Chimney: Cover your chimney and stovepipe outlets with a non-combustible screen. Use metal screen material with openings no smaller than 3/8 inch and no larger than 1/2 inch to prevent embers from escaping and igniting a fire.
Garage: Have a fire extinguisher and tools such as a shovel, rake, bucket, and hoe available for fire emergencies. Install weather stripping around and under the garage door to prevent embers from blowing in. Store all combustible and flammable liquids away from ignition sources.
Fences: Consider using ignition resistant or non-combustible fence materials to protect your home during a wildfire.
Driveways and Access Roads: Driveways should be built and maintained in accordance with state and local codes to allow fire and emergency vehicles to reach your home. Consider maintaining access roads with a minimum of 10 feet of clearance on either side, allowing for two-way traffic. Ensure that all gates open inward and are wide enough to accommodate emergency equipment.
Trim trees and shrubs overhanging the road to allow emergency vehicles to pass.
Address: Make sure your address is clearly visible from the road.
Water Supply: Consider having multiple garden hoses that are long enough to reach all areas of your home and other structures on your property. If you have a pool or well, consider getting a pump
Here are some instructions from the California Department of Forestry and Fire Protection on making an effective family disaster plan:
1. Create a family disaster plan that includes meeting locations and communication plans and practice it regularly. Include in your plan the evacuation of large animals.
2. Have fire extinguishers on hand and train your family how to use them.
3. Ensure that your family knows where your gas, electric and water main shut-off controls are and how to use them.
4. Plan different evacuation routes and a meeting location outside the fire hazard area.
5. Appoint an out-of-area friend or relative as a point of contact so you can communicate with family members who have relocated.
6. Maintain a list of emergency contact numbers posted near your phone and in your emergency supply kit.
7. Assemble an emergency supply kit.
Supplies to take with you if you need to evacuate:
Water—one gallon per person, per day (3-day supply)
Food—non-perishable, easy-to-prepare items (3-day supply)
Battery-powered or hand-crank radio (NOAA Weather Radio, if possible)
First aid kit
Medications (7-day supply) and medical items
Sanitation and personal hygiene items

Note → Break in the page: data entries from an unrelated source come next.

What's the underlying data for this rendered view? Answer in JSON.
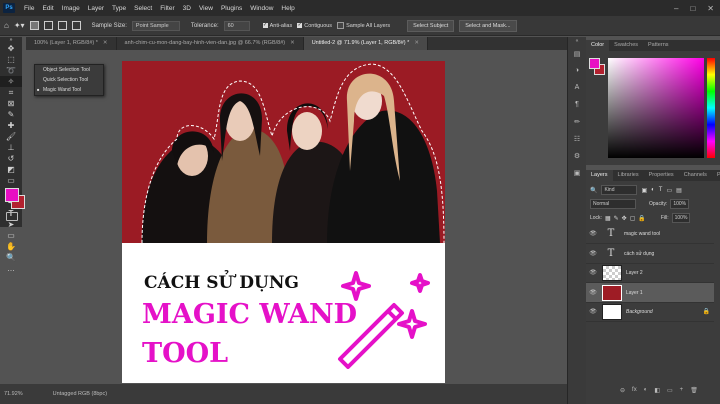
{
  "app": {
    "logo": "Ps"
  },
  "menu": [
    "File",
    "Edit",
    "Image",
    "Layer",
    "Type",
    "Select",
    "Filter",
    "3D",
    "View",
    "Plugins",
    "Window",
    "Help"
  ],
  "window_controls": [
    "–",
    "□",
    "✕"
  ],
  "options": {
    "sample_size_label": "Sample Size:",
    "sample_size_value": "Point Sample",
    "tolerance_label": "Tolerance:",
    "tolerance_value": "60",
    "anti_alias": "Anti-alias",
    "contiguous": "Contiguous",
    "sample_all_layers": "Sample All Layers",
    "select_subject": "Select Subject",
    "select_and_mask": "Select and Mask..."
  },
  "tabs": [
    {
      "label": "100% (Layer 1, RGB/8#) *",
      "active": false
    },
    {
      "label": "anh-chim-cu-mon-dang-bay-hinh-vien-dan.jpg @ 66.7% (RGB/8#)",
      "active": false
    },
    {
      "label": "Untitled-2 @ 71.9% (Layer 1, RGB/8#) *",
      "active": true
    }
  ],
  "flyout": [
    {
      "label": "Object Selection Tool",
      "selected": false
    },
    {
      "label": "Quick Selection Tool",
      "selected": false
    },
    {
      "label": "Magic Wand Tool",
      "selected": true
    }
  ],
  "canvas": {
    "line1": "CÁCH SỬ DỤNG",
    "line2": "MAGIC WAND",
    "line3": "TOOL"
  },
  "status": {
    "zoom": "71.92%",
    "profile": "Untagged RGB (8bpc)"
  },
  "color_panel": {
    "tabs": [
      "Color",
      "Swatches",
      "Patterns"
    ]
  },
  "layers_panel": {
    "tabs": [
      "Layers",
      "Libraries",
      "Properties",
      "Channels",
      "Paths"
    ],
    "kind": "Kind",
    "blend": "Normal",
    "opacity_label": "Opacity:",
    "opacity_value": "100%",
    "lock_label": "Lock:",
    "fill_label": "Fill:",
    "fill_value": "100%",
    "layers": [
      {
        "name": "magic wand tool",
        "type": "text",
        "selected": false
      },
      {
        "name": "cách sử dụng",
        "type": "text",
        "selected": false
      },
      {
        "name": "Layer 2",
        "type": "empty",
        "selected": false
      },
      {
        "name": "Layer 1",
        "type": "photo",
        "selected": true
      },
      {
        "name": "Background",
        "type": "white",
        "selected": false
      }
    ],
    "footer_icons": [
      "⊖",
      "fx",
      "◐",
      "◧",
      "▭",
      "+",
      "🗑"
    ]
  },
  "colors": {
    "foreground": "#e80fc3",
    "background": "#b3212f",
    "accent_text": "#e511c8"
  }
}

Copies of personal documents (medication list and pertinent medical information, deed/lease to home, birth certificates, insurance policies)
Cell phone with chargers
Family and emergency contact information
Map(s) of the area
Other essential items that could not be replaced if they were destroyed
Keep an extra emergency supply kit in your car in case you can’t get to your home because of fire.
Have a portable radio or scanner so you can stay updated on the fire.
When a wildfire warning is issued:
Listen to the radio for reports and evacuation information and instructions.
Leave early enough to avoid getting caught in fire, smoke or road congestion. Don’t wait to be told by authorities to leave. In an intense wildfire, they may not have time to knock on every door. If you are advised to leave, don’t hesitate, GO!